    I have a question for you. When I weed I do not put it on the compost, I actually dig it down in the soil somewhere straight away, what do you think about that? Do you see any negative aspects of doing this?


  5. Iris, I know isn't it crazy. I'm actually fairly tall, but still my arms aren't going to reach that far in.

    Frances, yup not very often, but I do fork the beds over every year to loosen the soil. I just don't turn it over. If I put in another order to Amazon, I'm going to buy that book I tried on my kindle but had to return (less than a quarter of the way through) "Breed Your Own Vegetable Varieties" by Carol Deppe.

    MacGardens, Yup I like that about blogs too. You get a little window into how other people garden. Also they plant things that the books just don't talk about. Like Sea Kale (a perennial vegetable). I heard about it twice on blogs before I ever read about it in a book. BTW I read about it in a very old vegetable gardening book off the Gutenburg library (so online). It was written almost a century ago. It was fun to see how the popularity of vegetables has changed.

    Tyra, yup you are not supposed to step in the bed. Otherwise I'd have to turn it over more often.
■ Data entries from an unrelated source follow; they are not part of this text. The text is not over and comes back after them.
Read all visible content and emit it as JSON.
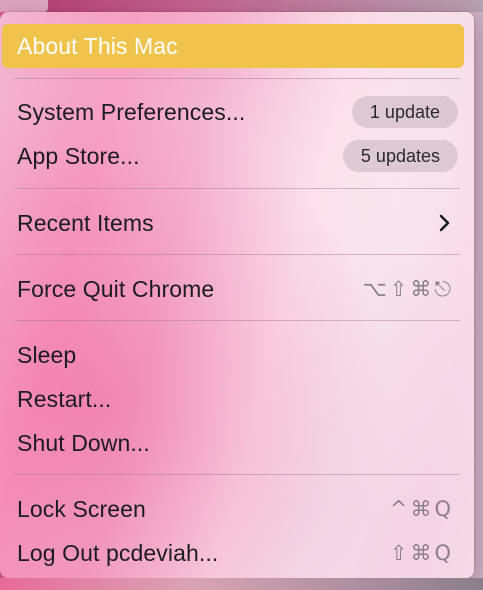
{
  "menu": {
    "about": {
      "label": "About This Mac"
    },
    "system_preferences": {
      "label": "System Preferences...",
      "badge": "1 update"
    },
    "app_store": {
      "label": "App Store...",
      "badge": "5 updates"
    },
    "recent_items": {
      "label": "Recent Items"
    },
    "force_quit": {
      "label": "Force Quit Chrome",
      "shortcut": "⌥⇧⌘⎋"
    },
    "sleep": {
      "label": "Sleep"
    },
    "restart": {
      "label": "Restart..."
    },
    "shut_down": {
      "label": "Shut Down..."
    },
    "lock_screen": {
      "label": "Lock Screen",
      "shortcut": "^⌘Q"
    },
    "log_out": {
      "label": "Log Out pcdeviah...",
      "shortcut": "⇧⌘Q"
    }
  },
  "colors": {
    "highlight": "#f0c44c",
    "badge_bg": "#d8c2cc"
  }
}
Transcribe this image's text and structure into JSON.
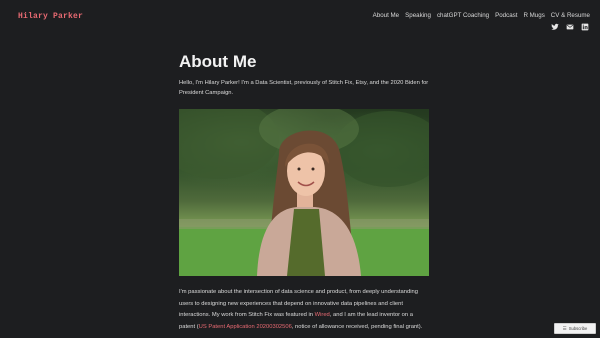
{
  "site": {
    "title": "Hilary Parker"
  },
  "nav": {
    "items": [
      "About Me",
      "Speaking",
      "chatGPT Coaching",
      "Podcast",
      "R Mugs",
      "CV & Resume"
    ]
  },
  "social": [
    "twitter-icon",
    "email-icon",
    "linkedin-icon"
  ],
  "page": {
    "title": "About Me",
    "intro": "Hello, I'm Hilary Parker! I'm a Data Scientist, previously of Stitch Fix, Etsy, and the 2020 Biden for President Campaign.",
    "body_part1": "I'm passionate about the intersection of data science and product, from deeply understanding users to designing new experiences that depend on innovative data pipelines and client interactions. My work from Stitch Fix was featured in ",
    "body_link1": "Wired",
    "body_part2": ", and I am the lead inventor on a patent (",
    "body_link2": "US Patent Application 20200302506",
    "body_part3": ", notice of allowance received, pending final grant)."
  },
  "subscribe": {
    "label": "Subscribe"
  },
  "colors": {
    "background": "#1d1e20",
    "accent": "#e86a72",
    "text": "#dcdcdc"
  }
}
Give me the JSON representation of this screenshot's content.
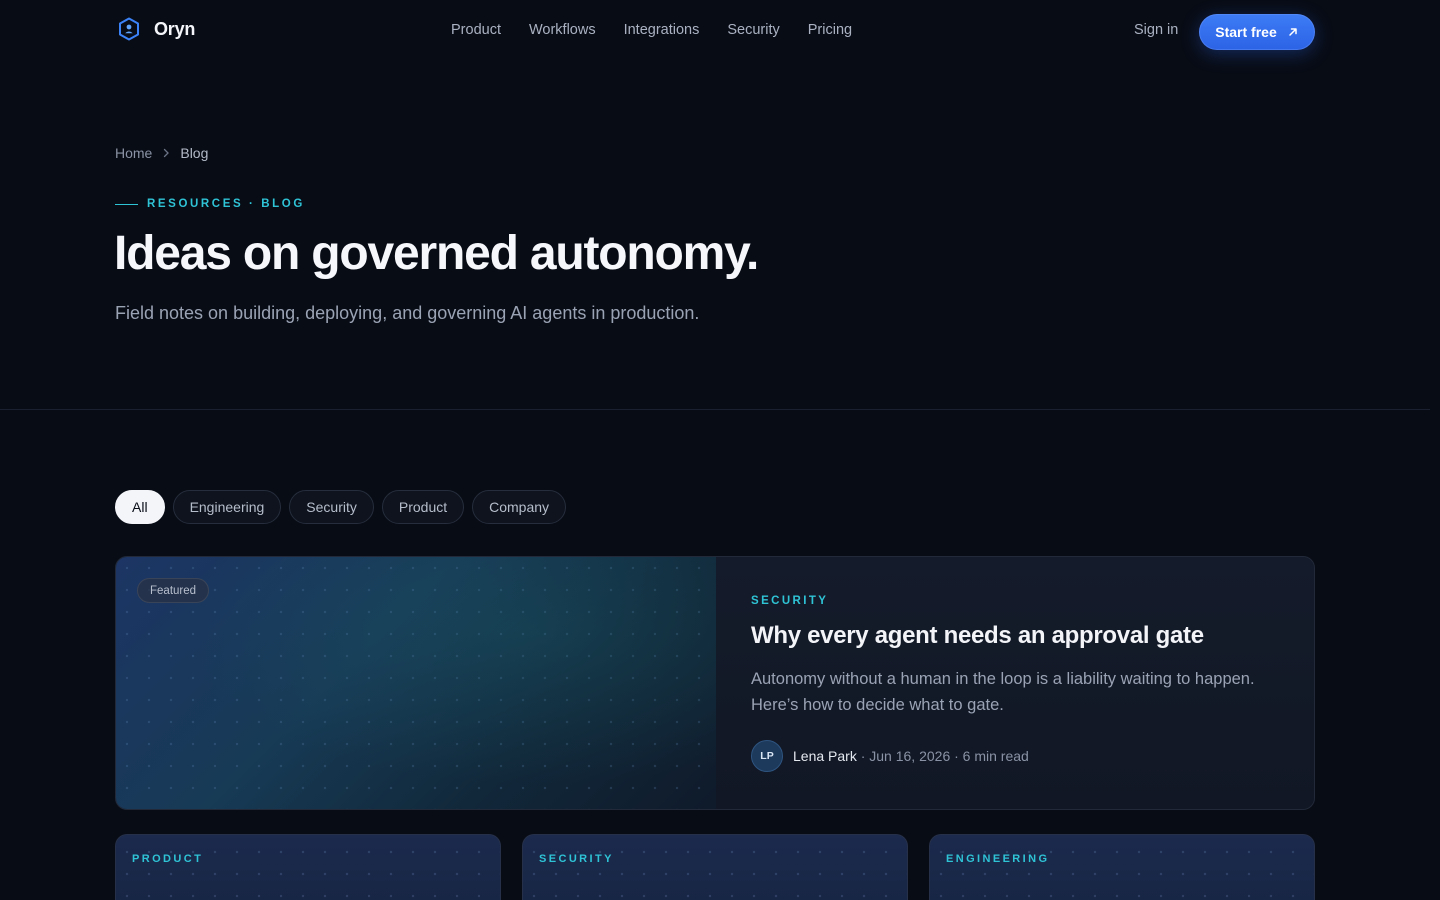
{
  "brand": {
    "name": "Oryn",
    "logo_icon": "hexagon-logo-icon"
  },
  "nav": {
    "items": [
      "Product",
      "Workflows",
      "Integrations",
      "Security",
      "Pricing"
    ],
    "sign_in": "Sign in",
    "cta": "Start free",
    "cta_icon": "arrow-up-right-icon"
  },
  "breadcrumb": {
    "items": [
      "Home",
      "Blog"
    ],
    "separator_icon": "chevron-right-icon"
  },
  "hero": {
    "eyebrow": "RESOURCES · BLOG",
    "title": "Ideas on governed autonomy.",
    "subtitle": "Field notes on building, deploying, and governing AI agents in production."
  },
  "filters": {
    "items": [
      "All",
      "Engineering",
      "Security",
      "Product",
      "Company"
    ],
    "active": "All"
  },
  "featured": {
    "badge": "Featured",
    "category": "SECURITY",
    "title": "Why every agent needs an approval gate",
    "excerpt": "Autonomy without a human in the loop is a liability waiting to happen. Here’s how to decide what to gate.",
    "author_initials": "LP",
    "author": "Lena Park",
    "meta": " · Jun 16, 2026 · 6 min read"
  },
  "cards": [
    {
      "category": "PRODUCT"
    },
    {
      "category": "SECURITY"
    },
    {
      "category": "ENGINEERING"
    }
  ],
  "colors": {
    "accent": "#2fc3d6",
    "primary": "#2c63e6",
    "background": "#080c15"
  }
}
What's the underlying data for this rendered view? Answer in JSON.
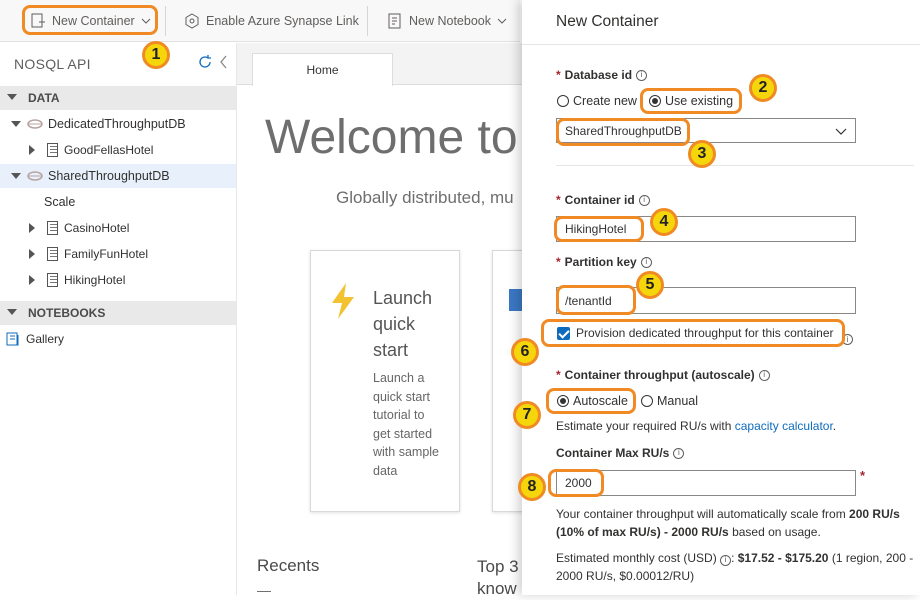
{
  "toolbar": {
    "new_container": "New Container",
    "synapse": "Enable Azure Synapse Link",
    "new_notebook": "New Notebook"
  },
  "tree": {
    "api_title": "NOSQL API",
    "data_section": "DATA",
    "db1": "DedicatedThroughputDB",
    "db1_child": "GoodFellasHotel",
    "db2": "SharedThroughputDB",
    "scale": "Scale",
    "containers": [
      "CasinoHotel",
      "FamilyFunHotel",
      "HikingHotel"
    ],
    "notebooks_section": "NOTEBOOKS",
    "gallery": "Gallery"
  },
  "main": {
    "tab_home": "Home",
    "welcome": "Welcome to",
    "subtitle": "Globally distributed, mu",
    "card": {
      "title_1": "Launch",
      "title_2": "quick",
      "title_3": "start",
      "desc_1": "Launch a",
      "desc_2": "quick start",
      "desc_3": "tutorial to",
      "desc_4": "get started",
      "desc_5": "with sample",
      "desc_6": "data"
    },
    "recents": "Recents",
    "recents_dash": "—",
    "top3_1": "Top 3",
    "top3_2": "know"
  },
  "panel": {
    "title": "New Container",
    "database_id_label": "Database id",
    "create_new": "Create new",
    "use_existing": "Use existing",
    "database_value": "SharedThroughputDB",
    "container_id_label": "Container id",
    "container_id_value": "HikingHotel",
    "partition_key_label": "Partition key",
    "partition_key_value": "/tenantId",
    "provision_label": "Provision dedicated throughput for this container",
    "throughput_label": "Container throughput (autoscale)",
    "autoscale": "Autoscale",
    "manual": "Manual",
    "estimate_text": "Estimate your required RU/s with ",
    "capacity_link": "capacity calculator",
    "estimate_end": ".",
    "max_ru_label": "Container Max RU/s",
    "max_ru_value": "2000",
    "auto_scale_desc_1": "Your container throughput will automatically scale from ",
    "auto_scale_bold_1": "200 RU/s",
    "auto_scale_bold_2": "(10% of max RU/s) - 2000 RU/s",
    "auto_scale_desc_2": " based on usage.",
    "cost_label": "Estimated monthly cost (USD)",
    "cost_range": "$17.52 - $175.20",
    "cost_detail_1": " (1 region, 200 -",
    "cost_detail_2": "2000 RU/s, $0.00012/RU)",
    "required_mark": "*"
  },
  "badges": [
    "1",
    "2",
    "3",
    "4",
    "5",
    "6",
    "7",
    "8"
  ],
  "colors": {
    "highlight": "#f08a24",
    "badge": "#f5d60a",
    "link": "#0f6cbd",
    "required": "#a4262c"
  }
}
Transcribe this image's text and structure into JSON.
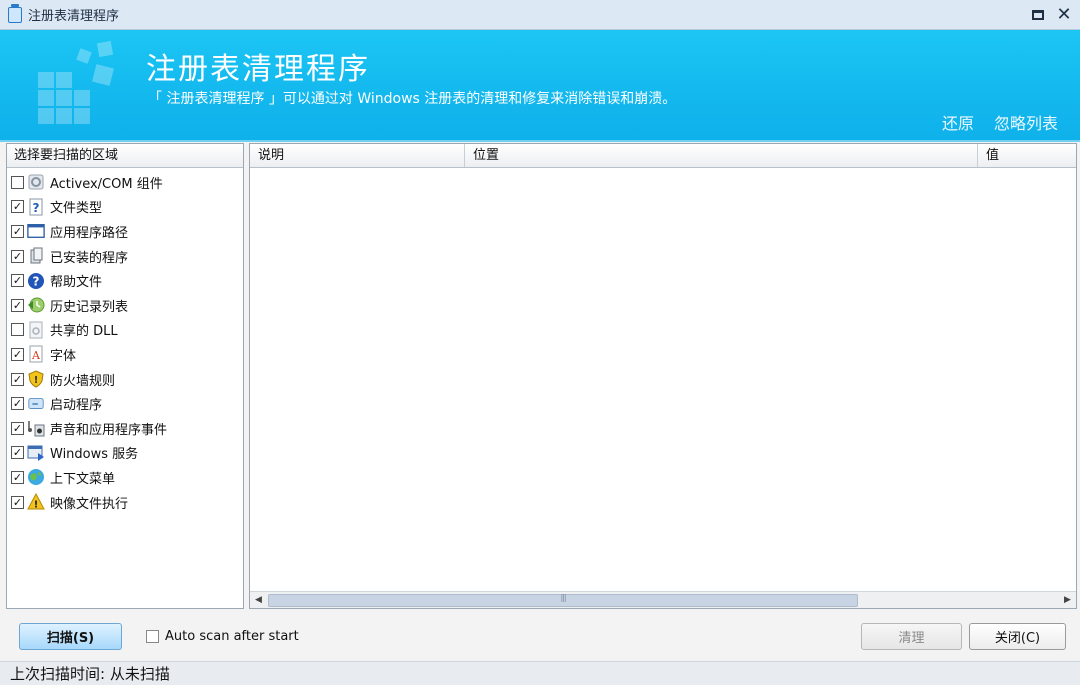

Ick work ;>

    I sometimes dig old vegetable matter (like my tomato stems) into the soil right where they grow. That way I don't put diseased plants onto my compost pile. The bed gets rotated so the tomatoes won't see it for years. I don't do that for weeds, since the heat of the compost pile can help kill weed seeds (only if you keep a HOT compost pile). So if the weeds have not seeded yet digging them into the soil is great, but if they have seeded, the seeds might get turned over to the top of the soil. Of course if you dig them far enough down and don't turn your soil over, it should be fine.

  6. I'm with you on the garden book issue. Not much new out there. I do read on specific topics that I want to learn about. Right now I'm reading about raising Fresh Cut Herbs for market, Cider making, and Orchards. All "new" topics for me.

    My garden beds are supposed to be 4 feet, but most of them end up being 3.5. That works for my body and my system. The right way is to do what works for you. As for carbon, sounds like an efficient system you are using.

  7. Alan, I love books about new topics. Right now for me it is seed saving. I just ordered a couple of books on it and can't wait to read them.